Writers ask me a lot of questions about wills. One of the most common: “what is undue influence?” Short answer: using a confidential relationship or position of authority to induce the testator (the person making the will) to leave his property a certain way or to take unfair advantage of him. A judge can invalidate the entire will or a specific provision.
Like many Montanans, I’m fascinated by the story of Huguette Clark, reclusive daughter of Copper King William Clark.
Her obituary reports that when she died in May 2011 at 104, relatives claimed they had been prevented from seeing her for years, and accused her lawyer and accountant of plundering her estate. (Both are now under investigation by the Manhattan DA’s office.) A will signed in April 2005 left most of her $400 million fortune to her nurse and charity. Now her nieces and nephews have filed a will signed just a month earlier leaving much of money–or what’s left of it–to them.
No doubt the will contest will focus on claims of undue influence. What was her physical and mental condition when she signed the later will? Does the asset distribution demonstrate mental unbalance or influence? What was her relationship with the beneficiaries? Is there evidence of other misdeeds that might have unduly influenced her–like being intentionally isolated from her family? Do the gift of a $10,000 dollhouse to her lawyer’s granddaughter or a $1.5 million security system to the Israeli settlement where his daughter and her family live show a pattern of plunder–or an authentically close relationship? Proof that the lawyer and accountant stripped millions from her accounts during her life, with the potential for millions more in administrative fees after her death, could further support the claims of undue influence.

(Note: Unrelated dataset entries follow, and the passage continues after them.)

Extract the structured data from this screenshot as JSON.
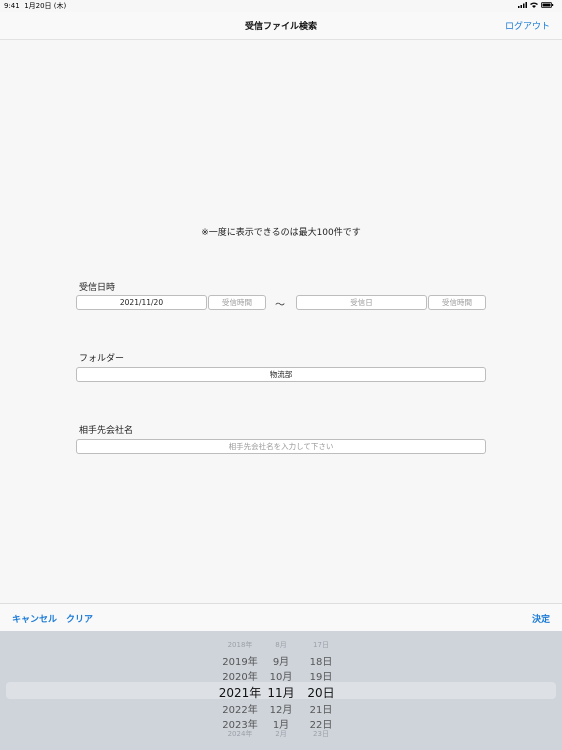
{
  "status_bar": {
    "time": "9:41",
    "date": "1月20日 (木)"
  },
  "navbar": {
    "title": "受信ファイル検索",
    "logout_label": "ログアウト"
  },
  "notice": "※一度に表示できるのは最大100件です",
  "form": {
    "received_datetime_label": "受信日時",
    "start_date_value": "2021/11/20",
    "start_time_placeholder": "受信時間",
    "tilde": "〜",
    "end_date_placeholder": "受信日",
    "end_time_placeholder": "受信時間",
    "folder_label": "フォルダー",
    "folder_value": "物流部",
    "company_label": "相手先会社名",
    "company_placeholder": "相手先会社名を入力して下さい"
  },
  "toolbar": {
    "cancel_label": "キャンセル",
    "clear_label": "クリア",
    "done_label": "決定"
  },
  "picker": {
    "years": [
      "2018年",
      "2019年",
      "2020年",
      "2021年",
      "2022年",
      "2023年",
      "2024年"
    ],
    "months": [
      "8月",
      "9月",
      "10月",
      "11月",
      "12月",
      "1月",
      "2月"
    ],
    "days": [
      "17日",
      "18日",
      "19日",
      "20日",
      "21日",
      "22日",
      "23日"
    ],
    "selected_index": 3
  },
  "colors": {
    "accent": "#1a7ad6"
  }
}
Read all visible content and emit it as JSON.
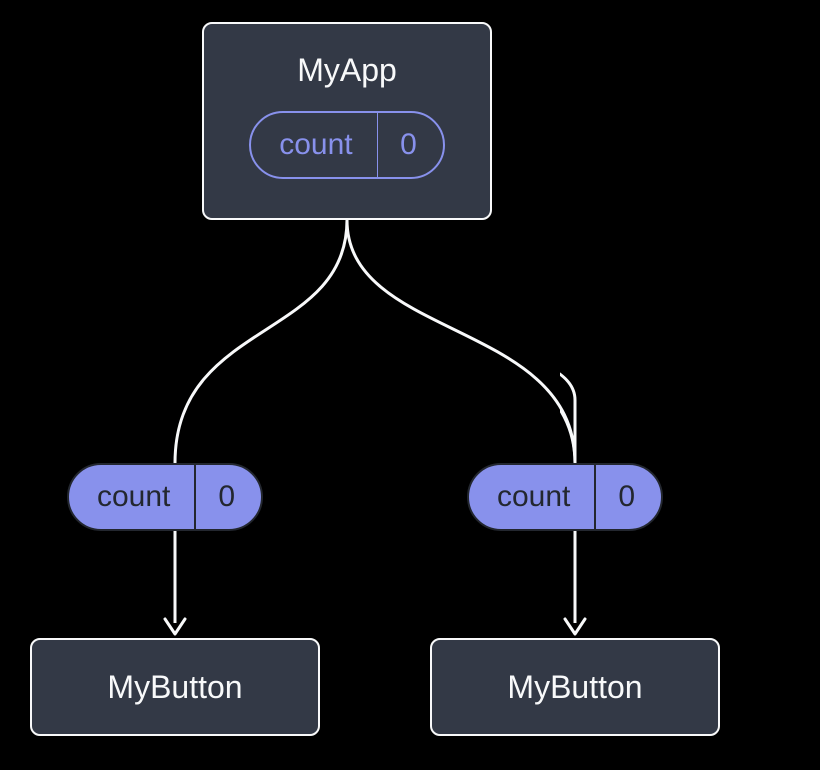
{
  "parent": {
    "title": "MyApp",
    "state": {
      "label": "count",
      "value": "0"
    }
  },
  "props": {
    "left": {
      "label": "count",
      "value": "0"
    },
    "right": {
      "label": "count",
      "value": "0"
    }
  },
  "children": {
    "left": {
      "title": "MyButton"
    },
    "right": {
      "title": "MyButton"
    }
  },
  "colors": {
    "bg": "#000000",
    "box_bg": "#333946",
    "line": "#f8f9fa",
    "accent": "#8891ec",
    "dark_stroke": "#23272f"
  }
}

Hugeuette Clark’s fortune was gilded with copper, though she never lived in Butte, Montana, “the richest hill on earth,” where most of it came from. According to an investigative series by Bill Dedman of msnbc.com in 2010, she lived in a NY hospital the last twenty years of her life–despite owning a $24 million Connecticut estate, a 42-room apartment on Fifth Avenue, and an oceanfront Santa Barbara estate that she hadn’t visited in more than 50 years. She died surrounded by her childhood doll collection.
It may be that Huguette Clark never recovered emotionally from the death of her older sister in 1919, the scandals that still trail her father, her own divorce in 1930, or a host of other rumors and potential embarrassments.
From life’s tragedies, writers draw inspiration–for the emotional trauma, the telling details, even the ways the law can serve–or be abused.
(Photo of nine-year-old Huguette, right, with her father and sister Andree, taken about 1915, from the Montana Historical Society Photo Archive. Later photo from the Associated Press.)
(The original reporting on the story of Huguette Clark was done by Bill Dedman of msnbc.com. See the two-part story and a photo gallery here: http://www.msnbc.msn.com/id/38719231/ns/business-local_business/ )